Parkinson's Disease Department of Neurology The University of Chicago Medical Center Hospitals



At present, the diagnosis of Parkinson's disease is made on a clinical basis. A physician, after carefully reviewing the history and conducting a physical examination, is able to come to this conclusion. There is no routine laboratory or blood test that can confirm this diagnosis. The definite diagnosis is made by examination of patient's brain after death.

Positron Emission Tomography (PET) scan can show characteristic abnormalities in patients with Parkinson's disease compared with the general population or those suffering from other neurological disorders. PET scan utilizes various radiolabeled substances and estimates the status of dopaminergic neurons in the brain. However, PET scans are mainly used as a research tool. Therefore, the diagnosis is based on finding typical clinical features of Parkinson's disease and excluding other disorders that can mimic Parkinson's disease.

An MRI (magnetic resonance imaging) scan of the brain is often performed to rule out diseases such as stroke or normal pressure hydrocephalus that can mimic this disorder. In younger patients other disorders like Wilson's disease should be excluded. Appropriate tests in this case include examining the blood for levels of copper and ceruloplasmin. It is also important to review other medications the patient is taking. A number of drugs, especially anti-psychotic medications, can cause symptoms resembling Parkinson's disease.

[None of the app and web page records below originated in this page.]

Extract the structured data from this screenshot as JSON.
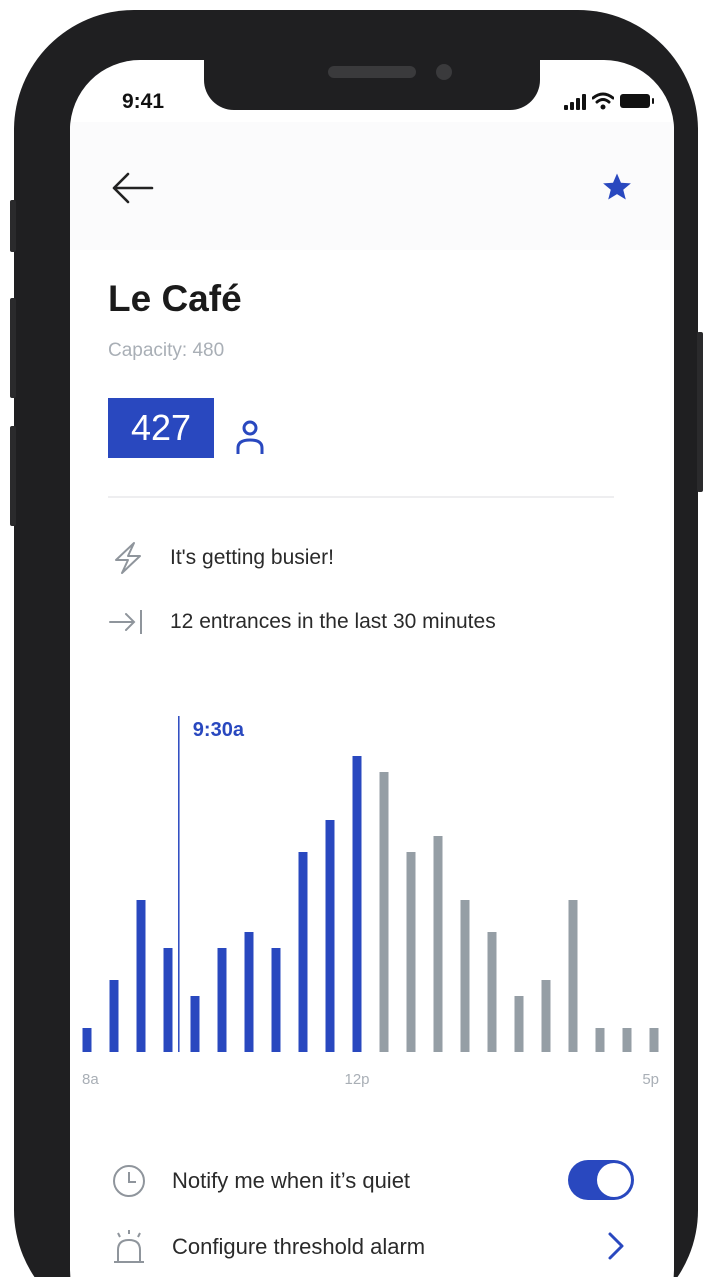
{
  "status_bar": {
    "time": "9:41"
  },
  "venue": {
    "name": "Le Café",
    "capacity_text": "Capacity: 480",
    "current_count": "427"
  },
  "insights": [
    {
      "icon": "lightning-icon",
      "text": "It's getting busier!"
    },
    {
      "icon": "entrance-arrow-icon",
      "text": "12 entrances in the last 30 minutes"
    }
  ],
  "colors": {
    "accent": "#2948bf",
    "past_bar": "#2948bf",
    "future_bar": "#959ea5",
    "muted_text": "#a9afb6"
  },
  "chart_data": {
    "type": "bar",
    "marker_label": "9:30a",
    "marker_index": 3.4,
    "tick_labels": [
      "8a",
      "12p",
      "5p"
    ],
    "values": [
      1.5,
      4.5,
      9.5,
      6.5,
      3.5,
      6.5,
      7.5,
      6.5,
      12.5,
      14.5,
      18.5,
      17.5,
      12.5,
      13.5,
      9.5,
      7.5,
      3.5,
      4.5,
      9.5,
      1.5,
      1.5,
      1.5
    ],
    "past_count": 11,
    "ylim": [
      0,
      19
    ]
  },
  "settings": {
    "notify_label": "Notify me when it’s quiet",
    "notify_enabled": true,
    "alarm_label": "Configure threshold alarm"
  }
}
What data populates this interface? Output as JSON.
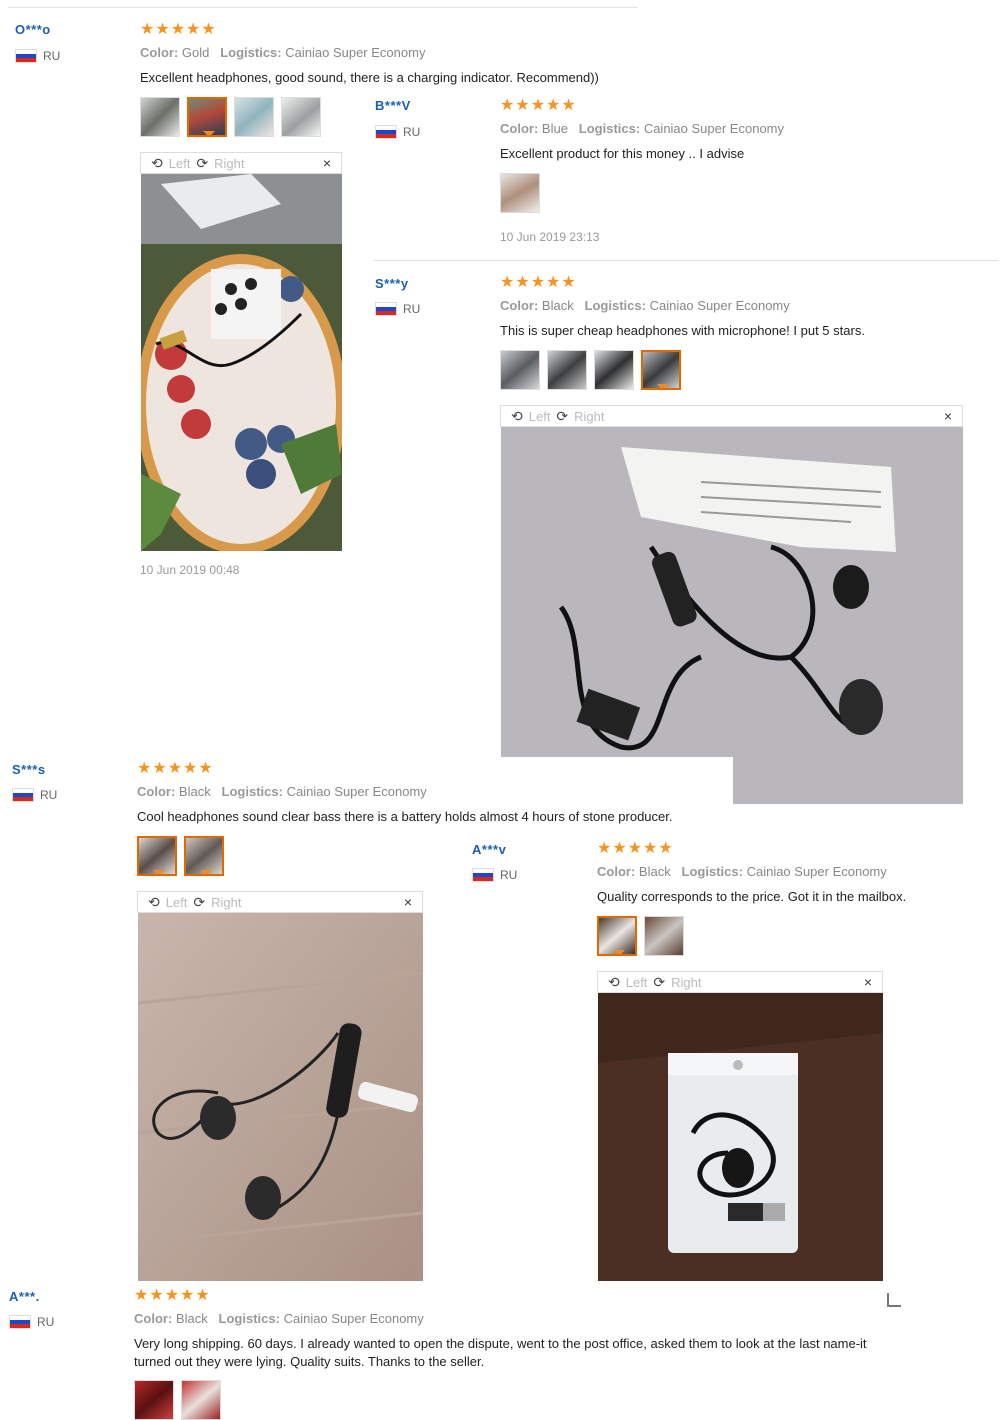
{
  "labels": {
    "color": "Color:",
    "logistics": "Logistics:",
    "left": "Left",
    "right": "Right",
    "close": "×",
    "stars": "★★★★★"
  },
  "reviews": [
    {
      "user": "O***o",
      "country": "RU",
      "color": "Gold",
      "logistics": "Cainiao Super Economy",
      "text": "Excellent headphones, good sound, there is a charging indicator. Recommend))",
      "date": "10 Jun 2019 00:48"
    },
    {
      "user": "B***V",
      "country": "RU",
      "color": "Blue",
      "logistics": "Cainiao Super Economy",
      "text": "Excellent product for this money .. I advise",
      "date": "10 Jun 2019 23:13"
    },
    {
      "user": "S***y",
      "country": "RU",
      "color": "Black",
      "logistics": "Cainiao Super Economy",
      "text": "This is super cheap headphones with microphone! I put 5 stars."
    },
    {
      "user": "S***s",
      "country": "RU",
      "color": "Black",
      "logistics": "Cainiao Super Economy",
      "text": "Cool headphones sound clear bass there is a battery holds almost 4 hours of stone producer."
    },
    {
      "user": "A***v",
      "country": "RU",
      "color": "Black",
      "logistics": "Cainiao Super Economy",
      "text": "Quality corresponds to the price. Got it in the mailbox."
    },
    {
      "user": "A***.",
      "country": "RU",
      "color": "Black",
      "logistics": "Cainiao Super Economy",
      "text_line1": "Very long shipping. 60 days. I already wanted to open the dispute, went to the post office, asked them to look at the last name-it",
      "text_line2": "turned out they were lying. Quality suits. Thanks to the seller."
    }
  ],
  "colors": {
    "star": "#f79420",
    "user": "#1a5fb4",
    "selected_border": "#e06a00"
  }
}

There are other diseases that present with symptoms similar to those of Parkinson's disease (often called as "parkinsonism"). These are Parkinson-Plus Syndromes including Progressive Supranuclear Palsy, Corticobasal Degeneration and Multiple System Atrophy. These conditions are often associated with early difficulties with balance, difficulties with memory and trouble maintaining blood pressure when upright. The physician may look for specific signs including difficulty with eye movements and extreme stiffness and inability to carry out simple tasks on one side of the body. These conditions respond poorly to medications used in Parkinson's disease and have a poorer prognosis (outcome). The diagnosis and treatment of these conditions are best handled by physicians with specific expertise in these disorders.